The expected output is a copy of every line in the records with the string "Demo".
____ Data for this exercise
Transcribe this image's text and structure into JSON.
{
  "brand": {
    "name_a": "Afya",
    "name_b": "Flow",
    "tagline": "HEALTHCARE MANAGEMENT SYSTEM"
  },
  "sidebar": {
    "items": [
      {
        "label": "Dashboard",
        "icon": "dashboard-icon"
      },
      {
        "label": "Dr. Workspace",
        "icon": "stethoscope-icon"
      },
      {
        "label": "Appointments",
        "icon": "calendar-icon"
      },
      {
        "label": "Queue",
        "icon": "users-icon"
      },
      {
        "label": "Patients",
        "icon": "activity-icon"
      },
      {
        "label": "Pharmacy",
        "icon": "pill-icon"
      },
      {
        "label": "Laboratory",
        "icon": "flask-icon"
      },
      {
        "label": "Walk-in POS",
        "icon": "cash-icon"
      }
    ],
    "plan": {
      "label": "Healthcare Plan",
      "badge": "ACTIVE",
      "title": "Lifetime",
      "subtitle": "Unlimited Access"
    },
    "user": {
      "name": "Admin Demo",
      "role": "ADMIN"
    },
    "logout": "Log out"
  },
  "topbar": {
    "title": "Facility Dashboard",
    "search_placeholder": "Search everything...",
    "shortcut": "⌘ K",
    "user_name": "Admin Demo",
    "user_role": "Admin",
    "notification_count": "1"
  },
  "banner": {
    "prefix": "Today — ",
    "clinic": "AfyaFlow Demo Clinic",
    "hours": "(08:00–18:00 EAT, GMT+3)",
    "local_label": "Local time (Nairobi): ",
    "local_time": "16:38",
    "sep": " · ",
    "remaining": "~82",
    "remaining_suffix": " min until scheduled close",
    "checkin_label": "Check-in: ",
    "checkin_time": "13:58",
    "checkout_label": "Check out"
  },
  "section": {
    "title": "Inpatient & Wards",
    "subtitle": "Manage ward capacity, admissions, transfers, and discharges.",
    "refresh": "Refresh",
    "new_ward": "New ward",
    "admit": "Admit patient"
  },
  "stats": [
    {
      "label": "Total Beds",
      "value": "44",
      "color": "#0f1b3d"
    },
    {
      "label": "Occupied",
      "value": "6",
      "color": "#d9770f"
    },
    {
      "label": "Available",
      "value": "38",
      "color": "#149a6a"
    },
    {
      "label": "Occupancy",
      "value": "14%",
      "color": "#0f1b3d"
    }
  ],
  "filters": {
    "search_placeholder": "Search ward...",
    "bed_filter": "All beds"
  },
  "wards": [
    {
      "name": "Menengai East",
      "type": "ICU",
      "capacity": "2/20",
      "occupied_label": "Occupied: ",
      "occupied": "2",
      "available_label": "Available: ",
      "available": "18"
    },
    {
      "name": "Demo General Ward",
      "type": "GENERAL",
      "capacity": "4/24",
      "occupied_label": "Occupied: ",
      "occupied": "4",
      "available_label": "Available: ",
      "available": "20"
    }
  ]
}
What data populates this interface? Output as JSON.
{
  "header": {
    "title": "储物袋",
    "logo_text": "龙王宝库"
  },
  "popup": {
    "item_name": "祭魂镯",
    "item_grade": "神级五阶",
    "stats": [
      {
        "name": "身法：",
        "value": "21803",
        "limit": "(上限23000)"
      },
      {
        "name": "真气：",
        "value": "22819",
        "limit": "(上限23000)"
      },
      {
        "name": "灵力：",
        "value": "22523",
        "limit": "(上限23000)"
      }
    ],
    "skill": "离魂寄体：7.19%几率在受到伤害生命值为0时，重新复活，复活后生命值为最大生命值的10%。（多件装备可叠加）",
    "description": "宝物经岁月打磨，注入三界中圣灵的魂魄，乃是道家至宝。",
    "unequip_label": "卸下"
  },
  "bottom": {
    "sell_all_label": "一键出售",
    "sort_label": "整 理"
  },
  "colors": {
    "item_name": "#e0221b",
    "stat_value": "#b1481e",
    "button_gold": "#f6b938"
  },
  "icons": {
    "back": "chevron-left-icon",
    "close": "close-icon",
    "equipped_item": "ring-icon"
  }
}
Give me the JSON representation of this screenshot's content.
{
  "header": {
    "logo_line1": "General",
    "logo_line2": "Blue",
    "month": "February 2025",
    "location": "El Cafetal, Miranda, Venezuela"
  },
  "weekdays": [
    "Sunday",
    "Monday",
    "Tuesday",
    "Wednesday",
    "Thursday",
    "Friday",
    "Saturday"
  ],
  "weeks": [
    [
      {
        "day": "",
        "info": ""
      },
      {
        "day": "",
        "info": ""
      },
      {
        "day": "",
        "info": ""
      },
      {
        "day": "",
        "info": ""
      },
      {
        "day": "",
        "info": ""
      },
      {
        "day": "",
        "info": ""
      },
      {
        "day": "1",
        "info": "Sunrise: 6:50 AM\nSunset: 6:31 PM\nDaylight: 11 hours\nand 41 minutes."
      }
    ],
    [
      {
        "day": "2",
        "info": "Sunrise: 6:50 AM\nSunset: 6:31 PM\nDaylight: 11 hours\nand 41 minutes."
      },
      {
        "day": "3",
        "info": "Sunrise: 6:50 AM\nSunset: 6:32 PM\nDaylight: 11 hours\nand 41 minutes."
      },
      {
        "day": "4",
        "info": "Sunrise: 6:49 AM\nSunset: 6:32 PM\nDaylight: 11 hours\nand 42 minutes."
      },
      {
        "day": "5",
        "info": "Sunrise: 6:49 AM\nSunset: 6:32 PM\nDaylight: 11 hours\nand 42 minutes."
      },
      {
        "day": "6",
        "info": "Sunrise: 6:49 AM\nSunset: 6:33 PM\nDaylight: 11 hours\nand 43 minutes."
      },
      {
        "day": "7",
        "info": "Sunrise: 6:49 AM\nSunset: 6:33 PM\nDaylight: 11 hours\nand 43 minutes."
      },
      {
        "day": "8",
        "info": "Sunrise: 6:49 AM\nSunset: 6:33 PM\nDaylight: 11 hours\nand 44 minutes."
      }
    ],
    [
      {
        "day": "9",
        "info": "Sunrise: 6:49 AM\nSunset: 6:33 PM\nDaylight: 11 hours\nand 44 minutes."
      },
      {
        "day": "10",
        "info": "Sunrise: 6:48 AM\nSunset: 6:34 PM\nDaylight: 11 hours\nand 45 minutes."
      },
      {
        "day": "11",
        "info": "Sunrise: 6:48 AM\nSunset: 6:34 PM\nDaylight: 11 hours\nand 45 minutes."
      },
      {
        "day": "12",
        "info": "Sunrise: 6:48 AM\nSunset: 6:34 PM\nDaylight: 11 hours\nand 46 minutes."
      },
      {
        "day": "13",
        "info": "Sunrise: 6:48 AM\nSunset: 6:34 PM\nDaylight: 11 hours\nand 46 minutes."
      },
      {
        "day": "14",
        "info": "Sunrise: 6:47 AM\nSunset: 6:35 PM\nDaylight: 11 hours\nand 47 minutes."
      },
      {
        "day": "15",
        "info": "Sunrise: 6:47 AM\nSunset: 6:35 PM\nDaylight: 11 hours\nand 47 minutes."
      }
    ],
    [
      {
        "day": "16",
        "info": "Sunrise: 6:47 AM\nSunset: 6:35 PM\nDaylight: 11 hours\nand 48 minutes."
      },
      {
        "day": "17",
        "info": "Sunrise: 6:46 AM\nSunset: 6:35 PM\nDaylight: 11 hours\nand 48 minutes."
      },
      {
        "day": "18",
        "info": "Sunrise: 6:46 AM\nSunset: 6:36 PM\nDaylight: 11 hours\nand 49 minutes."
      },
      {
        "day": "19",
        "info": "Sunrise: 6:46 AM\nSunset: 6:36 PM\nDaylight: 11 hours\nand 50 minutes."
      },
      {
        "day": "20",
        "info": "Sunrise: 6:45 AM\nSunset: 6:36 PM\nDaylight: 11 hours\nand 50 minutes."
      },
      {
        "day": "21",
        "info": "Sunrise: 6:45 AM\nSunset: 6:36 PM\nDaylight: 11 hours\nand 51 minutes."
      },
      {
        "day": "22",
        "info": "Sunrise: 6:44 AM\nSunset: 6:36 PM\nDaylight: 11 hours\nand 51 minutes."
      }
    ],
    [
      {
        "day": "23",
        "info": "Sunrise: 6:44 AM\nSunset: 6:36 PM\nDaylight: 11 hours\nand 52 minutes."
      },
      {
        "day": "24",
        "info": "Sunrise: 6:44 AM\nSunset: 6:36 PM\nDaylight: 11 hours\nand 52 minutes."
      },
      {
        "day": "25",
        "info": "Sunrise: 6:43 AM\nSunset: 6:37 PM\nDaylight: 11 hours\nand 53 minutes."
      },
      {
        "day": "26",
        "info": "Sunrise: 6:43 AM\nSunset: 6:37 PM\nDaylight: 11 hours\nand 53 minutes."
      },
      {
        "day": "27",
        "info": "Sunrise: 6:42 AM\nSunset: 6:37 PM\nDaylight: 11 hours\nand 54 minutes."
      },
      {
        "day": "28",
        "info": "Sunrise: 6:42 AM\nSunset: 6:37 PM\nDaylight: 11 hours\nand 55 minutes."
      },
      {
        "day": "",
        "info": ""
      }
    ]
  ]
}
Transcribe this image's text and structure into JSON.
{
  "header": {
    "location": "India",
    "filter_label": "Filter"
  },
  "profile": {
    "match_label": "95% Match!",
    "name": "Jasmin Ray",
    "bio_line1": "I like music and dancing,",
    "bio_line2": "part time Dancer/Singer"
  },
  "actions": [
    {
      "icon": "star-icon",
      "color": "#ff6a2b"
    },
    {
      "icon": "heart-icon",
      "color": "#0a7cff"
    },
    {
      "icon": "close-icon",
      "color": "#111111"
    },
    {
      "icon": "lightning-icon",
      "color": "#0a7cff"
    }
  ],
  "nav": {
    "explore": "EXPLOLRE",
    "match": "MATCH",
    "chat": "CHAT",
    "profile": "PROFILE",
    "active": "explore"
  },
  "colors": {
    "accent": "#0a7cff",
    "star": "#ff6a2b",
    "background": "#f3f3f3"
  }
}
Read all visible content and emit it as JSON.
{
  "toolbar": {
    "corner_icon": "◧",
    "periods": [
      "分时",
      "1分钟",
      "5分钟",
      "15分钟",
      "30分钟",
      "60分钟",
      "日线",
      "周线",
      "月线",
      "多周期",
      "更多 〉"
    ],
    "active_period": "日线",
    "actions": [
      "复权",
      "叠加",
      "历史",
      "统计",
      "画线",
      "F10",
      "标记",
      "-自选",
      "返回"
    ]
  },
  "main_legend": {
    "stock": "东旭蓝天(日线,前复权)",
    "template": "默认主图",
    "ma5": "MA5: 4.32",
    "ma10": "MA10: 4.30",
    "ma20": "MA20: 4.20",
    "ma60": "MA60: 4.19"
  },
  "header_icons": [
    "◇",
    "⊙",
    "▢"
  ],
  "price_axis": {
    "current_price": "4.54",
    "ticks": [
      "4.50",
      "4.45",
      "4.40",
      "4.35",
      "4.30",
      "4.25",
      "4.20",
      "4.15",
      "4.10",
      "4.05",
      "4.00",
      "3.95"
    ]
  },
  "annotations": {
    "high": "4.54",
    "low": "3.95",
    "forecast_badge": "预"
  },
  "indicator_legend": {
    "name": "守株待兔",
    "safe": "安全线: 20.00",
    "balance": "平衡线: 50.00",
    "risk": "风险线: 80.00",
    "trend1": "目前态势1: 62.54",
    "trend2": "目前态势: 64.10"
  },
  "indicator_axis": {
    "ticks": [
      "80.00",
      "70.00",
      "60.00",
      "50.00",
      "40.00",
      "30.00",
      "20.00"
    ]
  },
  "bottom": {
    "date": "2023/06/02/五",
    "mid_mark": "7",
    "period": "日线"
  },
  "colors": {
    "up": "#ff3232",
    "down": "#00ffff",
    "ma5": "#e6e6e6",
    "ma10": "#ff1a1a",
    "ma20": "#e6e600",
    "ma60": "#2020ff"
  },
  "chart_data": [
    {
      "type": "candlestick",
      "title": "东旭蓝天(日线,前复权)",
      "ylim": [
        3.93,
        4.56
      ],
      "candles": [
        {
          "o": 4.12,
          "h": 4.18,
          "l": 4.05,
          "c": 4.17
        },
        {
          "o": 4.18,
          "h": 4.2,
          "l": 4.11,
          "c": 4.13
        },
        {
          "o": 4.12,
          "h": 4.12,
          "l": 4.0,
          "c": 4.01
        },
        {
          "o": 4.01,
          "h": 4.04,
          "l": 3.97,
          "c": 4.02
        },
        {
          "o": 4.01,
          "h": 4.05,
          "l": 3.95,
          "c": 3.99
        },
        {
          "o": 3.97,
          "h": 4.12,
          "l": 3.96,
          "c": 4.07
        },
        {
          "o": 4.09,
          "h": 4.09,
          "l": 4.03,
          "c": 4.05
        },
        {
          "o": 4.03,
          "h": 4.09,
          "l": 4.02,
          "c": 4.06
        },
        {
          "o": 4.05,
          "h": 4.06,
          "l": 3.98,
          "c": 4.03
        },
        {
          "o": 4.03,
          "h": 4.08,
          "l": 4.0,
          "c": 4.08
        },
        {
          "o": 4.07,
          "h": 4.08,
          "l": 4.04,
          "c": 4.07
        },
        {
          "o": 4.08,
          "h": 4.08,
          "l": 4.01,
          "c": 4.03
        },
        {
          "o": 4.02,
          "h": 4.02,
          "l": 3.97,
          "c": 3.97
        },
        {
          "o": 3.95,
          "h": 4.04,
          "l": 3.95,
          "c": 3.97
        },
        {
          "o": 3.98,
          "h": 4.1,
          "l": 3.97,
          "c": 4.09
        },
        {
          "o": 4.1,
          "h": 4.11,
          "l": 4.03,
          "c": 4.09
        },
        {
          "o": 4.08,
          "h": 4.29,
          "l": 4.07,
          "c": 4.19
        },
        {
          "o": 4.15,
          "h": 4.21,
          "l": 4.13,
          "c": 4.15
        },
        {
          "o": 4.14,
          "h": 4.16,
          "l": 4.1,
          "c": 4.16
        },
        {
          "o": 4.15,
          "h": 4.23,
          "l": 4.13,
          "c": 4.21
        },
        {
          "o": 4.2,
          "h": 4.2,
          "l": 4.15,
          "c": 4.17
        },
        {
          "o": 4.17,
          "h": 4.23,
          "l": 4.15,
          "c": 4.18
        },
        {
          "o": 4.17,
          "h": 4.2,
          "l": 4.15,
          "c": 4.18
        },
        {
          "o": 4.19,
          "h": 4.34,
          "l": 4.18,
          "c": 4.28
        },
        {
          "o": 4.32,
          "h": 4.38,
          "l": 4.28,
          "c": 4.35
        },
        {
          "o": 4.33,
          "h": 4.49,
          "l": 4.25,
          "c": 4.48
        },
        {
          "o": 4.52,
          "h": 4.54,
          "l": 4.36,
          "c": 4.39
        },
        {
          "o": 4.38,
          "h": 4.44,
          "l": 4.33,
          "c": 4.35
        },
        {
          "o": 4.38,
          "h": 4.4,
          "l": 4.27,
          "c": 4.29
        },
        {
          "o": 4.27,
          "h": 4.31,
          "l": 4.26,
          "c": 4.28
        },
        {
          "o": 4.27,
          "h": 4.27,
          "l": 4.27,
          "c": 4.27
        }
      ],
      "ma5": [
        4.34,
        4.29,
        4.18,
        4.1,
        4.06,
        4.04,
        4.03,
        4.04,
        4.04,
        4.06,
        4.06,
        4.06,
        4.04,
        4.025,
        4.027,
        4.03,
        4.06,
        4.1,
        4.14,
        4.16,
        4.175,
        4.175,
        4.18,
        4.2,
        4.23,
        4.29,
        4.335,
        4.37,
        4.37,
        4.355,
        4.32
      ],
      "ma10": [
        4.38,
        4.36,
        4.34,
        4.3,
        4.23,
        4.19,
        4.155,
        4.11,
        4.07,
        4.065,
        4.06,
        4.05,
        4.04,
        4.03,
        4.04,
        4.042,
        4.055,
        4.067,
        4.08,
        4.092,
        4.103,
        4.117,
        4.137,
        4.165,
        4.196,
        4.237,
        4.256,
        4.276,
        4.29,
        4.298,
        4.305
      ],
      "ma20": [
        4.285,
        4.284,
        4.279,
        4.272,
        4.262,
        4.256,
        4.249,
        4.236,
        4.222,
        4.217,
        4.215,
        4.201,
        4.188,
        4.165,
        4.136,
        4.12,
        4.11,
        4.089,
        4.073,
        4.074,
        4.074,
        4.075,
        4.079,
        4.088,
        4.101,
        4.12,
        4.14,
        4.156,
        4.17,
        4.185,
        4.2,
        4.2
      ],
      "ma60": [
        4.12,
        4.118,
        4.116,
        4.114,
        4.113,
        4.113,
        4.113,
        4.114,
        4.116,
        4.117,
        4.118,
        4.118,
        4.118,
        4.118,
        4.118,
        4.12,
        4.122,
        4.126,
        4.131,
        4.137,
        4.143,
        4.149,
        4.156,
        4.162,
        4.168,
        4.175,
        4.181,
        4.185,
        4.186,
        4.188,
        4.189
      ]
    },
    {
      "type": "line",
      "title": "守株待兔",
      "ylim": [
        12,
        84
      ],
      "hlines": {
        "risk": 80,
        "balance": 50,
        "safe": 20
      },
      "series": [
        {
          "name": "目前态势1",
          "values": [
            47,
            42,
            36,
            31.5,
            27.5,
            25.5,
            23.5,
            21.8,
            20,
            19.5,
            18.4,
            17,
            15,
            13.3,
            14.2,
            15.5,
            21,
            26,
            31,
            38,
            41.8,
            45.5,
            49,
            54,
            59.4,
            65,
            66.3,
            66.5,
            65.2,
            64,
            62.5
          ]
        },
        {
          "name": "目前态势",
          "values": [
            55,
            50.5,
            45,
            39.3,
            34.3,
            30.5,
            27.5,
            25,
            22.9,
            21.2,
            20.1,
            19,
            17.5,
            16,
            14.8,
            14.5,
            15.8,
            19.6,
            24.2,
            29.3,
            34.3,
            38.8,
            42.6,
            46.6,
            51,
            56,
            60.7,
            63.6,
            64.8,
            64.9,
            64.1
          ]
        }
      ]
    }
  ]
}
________
--- Answer section ---
      "name": "Admin Demo",
    "user_name": "Admin Demo",
    "clinic": "AfyaFlow Demo Clinic",
      "name": "Demo General Ward",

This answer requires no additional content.